Where Is a Simile Used in Act 4 of “Romeo and Juliet”?
A simile is used in Act 4, Scene 3, Line 39 of “Romeo and Juliet,” when Juliet is describing her fear of waking up in the burial vault and compares it to “the horrible conceit of death and night.” Juliet goes on to use another simile on line 49, fearing the “shrieks like mandrakes torn out of the earth.”
A simile is a linguistic device that compares something concrete to something abstract. They typically use words,such as “like” or “as” to make this comparison.
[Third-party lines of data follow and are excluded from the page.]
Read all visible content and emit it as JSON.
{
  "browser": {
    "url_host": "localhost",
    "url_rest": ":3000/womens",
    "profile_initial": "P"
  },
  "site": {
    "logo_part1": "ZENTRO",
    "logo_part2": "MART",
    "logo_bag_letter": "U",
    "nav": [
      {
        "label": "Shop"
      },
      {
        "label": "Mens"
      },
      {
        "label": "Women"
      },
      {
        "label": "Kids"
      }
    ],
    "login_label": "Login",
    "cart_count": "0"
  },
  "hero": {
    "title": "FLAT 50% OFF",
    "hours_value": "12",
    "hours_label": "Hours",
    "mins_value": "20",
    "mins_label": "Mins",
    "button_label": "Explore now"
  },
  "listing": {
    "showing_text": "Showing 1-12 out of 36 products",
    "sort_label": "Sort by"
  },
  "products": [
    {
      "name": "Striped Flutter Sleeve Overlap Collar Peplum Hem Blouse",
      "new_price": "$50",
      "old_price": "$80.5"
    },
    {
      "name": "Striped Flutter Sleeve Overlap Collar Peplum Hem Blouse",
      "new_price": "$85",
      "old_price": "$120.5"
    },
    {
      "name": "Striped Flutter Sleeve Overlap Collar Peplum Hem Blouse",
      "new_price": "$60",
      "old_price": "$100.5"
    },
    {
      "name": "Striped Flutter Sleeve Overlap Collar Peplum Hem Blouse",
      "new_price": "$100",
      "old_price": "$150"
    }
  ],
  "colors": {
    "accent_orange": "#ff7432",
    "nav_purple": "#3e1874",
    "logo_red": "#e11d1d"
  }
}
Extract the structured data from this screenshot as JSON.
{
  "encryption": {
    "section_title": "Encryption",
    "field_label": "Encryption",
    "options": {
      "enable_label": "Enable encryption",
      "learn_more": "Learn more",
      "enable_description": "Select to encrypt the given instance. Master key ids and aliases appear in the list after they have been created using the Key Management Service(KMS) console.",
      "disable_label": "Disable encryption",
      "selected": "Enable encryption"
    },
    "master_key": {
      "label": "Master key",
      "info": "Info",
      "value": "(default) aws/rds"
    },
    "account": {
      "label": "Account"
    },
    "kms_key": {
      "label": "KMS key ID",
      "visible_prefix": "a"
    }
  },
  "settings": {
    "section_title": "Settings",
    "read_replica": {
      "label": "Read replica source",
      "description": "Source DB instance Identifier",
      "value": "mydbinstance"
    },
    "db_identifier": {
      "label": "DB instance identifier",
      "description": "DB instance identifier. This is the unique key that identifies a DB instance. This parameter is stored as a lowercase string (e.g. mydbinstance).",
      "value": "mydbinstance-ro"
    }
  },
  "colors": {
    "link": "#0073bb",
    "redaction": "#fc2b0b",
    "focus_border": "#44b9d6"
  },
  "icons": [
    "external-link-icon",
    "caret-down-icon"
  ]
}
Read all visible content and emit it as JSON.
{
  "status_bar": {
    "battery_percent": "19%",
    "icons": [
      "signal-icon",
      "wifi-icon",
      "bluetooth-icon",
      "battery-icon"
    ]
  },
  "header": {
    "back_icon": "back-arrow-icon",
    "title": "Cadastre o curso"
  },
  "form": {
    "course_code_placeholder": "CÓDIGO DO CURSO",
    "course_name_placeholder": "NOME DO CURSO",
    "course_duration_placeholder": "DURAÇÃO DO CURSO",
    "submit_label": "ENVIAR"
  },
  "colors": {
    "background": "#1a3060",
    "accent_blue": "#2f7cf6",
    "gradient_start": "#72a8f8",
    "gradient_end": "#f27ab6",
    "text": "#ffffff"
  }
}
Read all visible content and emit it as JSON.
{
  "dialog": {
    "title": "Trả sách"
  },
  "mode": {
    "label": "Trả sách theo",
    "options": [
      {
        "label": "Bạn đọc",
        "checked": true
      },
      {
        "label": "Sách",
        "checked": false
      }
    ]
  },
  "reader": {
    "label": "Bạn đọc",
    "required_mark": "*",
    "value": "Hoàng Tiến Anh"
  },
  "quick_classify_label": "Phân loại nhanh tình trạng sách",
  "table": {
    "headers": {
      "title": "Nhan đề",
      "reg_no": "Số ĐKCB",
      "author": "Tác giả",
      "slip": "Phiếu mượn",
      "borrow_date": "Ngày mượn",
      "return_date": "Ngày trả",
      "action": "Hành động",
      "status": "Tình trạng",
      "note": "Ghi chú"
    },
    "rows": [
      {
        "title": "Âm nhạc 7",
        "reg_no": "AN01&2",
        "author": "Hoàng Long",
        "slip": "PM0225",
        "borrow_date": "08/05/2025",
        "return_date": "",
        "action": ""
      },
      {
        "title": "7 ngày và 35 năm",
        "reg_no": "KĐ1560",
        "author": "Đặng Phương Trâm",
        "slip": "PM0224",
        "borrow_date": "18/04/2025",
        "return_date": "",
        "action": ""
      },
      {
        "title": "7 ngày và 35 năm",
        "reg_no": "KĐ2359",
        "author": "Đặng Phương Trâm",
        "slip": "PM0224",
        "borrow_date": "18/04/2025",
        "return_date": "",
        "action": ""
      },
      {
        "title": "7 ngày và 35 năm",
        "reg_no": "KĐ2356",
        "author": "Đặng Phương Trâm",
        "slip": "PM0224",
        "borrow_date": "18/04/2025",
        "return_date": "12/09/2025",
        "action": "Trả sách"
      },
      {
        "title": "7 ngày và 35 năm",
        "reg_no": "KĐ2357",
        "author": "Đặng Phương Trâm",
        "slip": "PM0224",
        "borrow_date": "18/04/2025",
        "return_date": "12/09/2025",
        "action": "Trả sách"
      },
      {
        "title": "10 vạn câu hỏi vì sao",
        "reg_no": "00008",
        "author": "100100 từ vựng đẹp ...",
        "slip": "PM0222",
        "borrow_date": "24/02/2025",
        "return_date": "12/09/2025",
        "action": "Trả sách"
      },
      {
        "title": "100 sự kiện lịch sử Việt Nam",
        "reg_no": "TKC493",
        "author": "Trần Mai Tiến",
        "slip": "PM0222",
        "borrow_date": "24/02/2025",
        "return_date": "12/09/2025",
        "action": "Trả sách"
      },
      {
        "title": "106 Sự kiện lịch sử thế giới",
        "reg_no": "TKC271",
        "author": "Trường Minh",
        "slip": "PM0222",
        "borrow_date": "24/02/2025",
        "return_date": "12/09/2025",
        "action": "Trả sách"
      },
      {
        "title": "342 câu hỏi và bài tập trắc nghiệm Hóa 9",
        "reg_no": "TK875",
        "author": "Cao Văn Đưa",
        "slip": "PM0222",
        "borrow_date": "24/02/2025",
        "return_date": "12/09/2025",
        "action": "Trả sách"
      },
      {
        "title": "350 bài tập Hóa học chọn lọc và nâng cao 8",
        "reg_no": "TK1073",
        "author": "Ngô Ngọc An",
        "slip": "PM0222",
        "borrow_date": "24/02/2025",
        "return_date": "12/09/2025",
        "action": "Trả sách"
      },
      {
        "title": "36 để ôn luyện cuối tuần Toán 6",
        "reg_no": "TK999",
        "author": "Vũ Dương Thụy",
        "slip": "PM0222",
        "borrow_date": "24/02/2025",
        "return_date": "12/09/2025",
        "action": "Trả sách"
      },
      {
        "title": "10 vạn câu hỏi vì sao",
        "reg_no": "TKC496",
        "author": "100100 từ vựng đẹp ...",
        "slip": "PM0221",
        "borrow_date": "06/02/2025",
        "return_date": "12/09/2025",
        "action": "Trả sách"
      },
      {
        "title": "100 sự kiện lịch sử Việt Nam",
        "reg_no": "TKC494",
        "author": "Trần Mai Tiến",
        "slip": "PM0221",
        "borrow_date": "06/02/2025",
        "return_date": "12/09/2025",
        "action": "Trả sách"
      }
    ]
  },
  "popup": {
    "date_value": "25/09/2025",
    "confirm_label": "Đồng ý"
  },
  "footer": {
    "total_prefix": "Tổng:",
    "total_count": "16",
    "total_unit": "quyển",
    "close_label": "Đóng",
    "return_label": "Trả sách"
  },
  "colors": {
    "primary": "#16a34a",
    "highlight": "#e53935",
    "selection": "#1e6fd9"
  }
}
Similes are used frequently by William Shakespeare in “Romeo and Juliet.” An earlier example, which uses the word “as” instead of “like,” comes from Romeo, who says of Juliet: “The brightness of her cheek would shame those stars / As daylight doth a lamp.”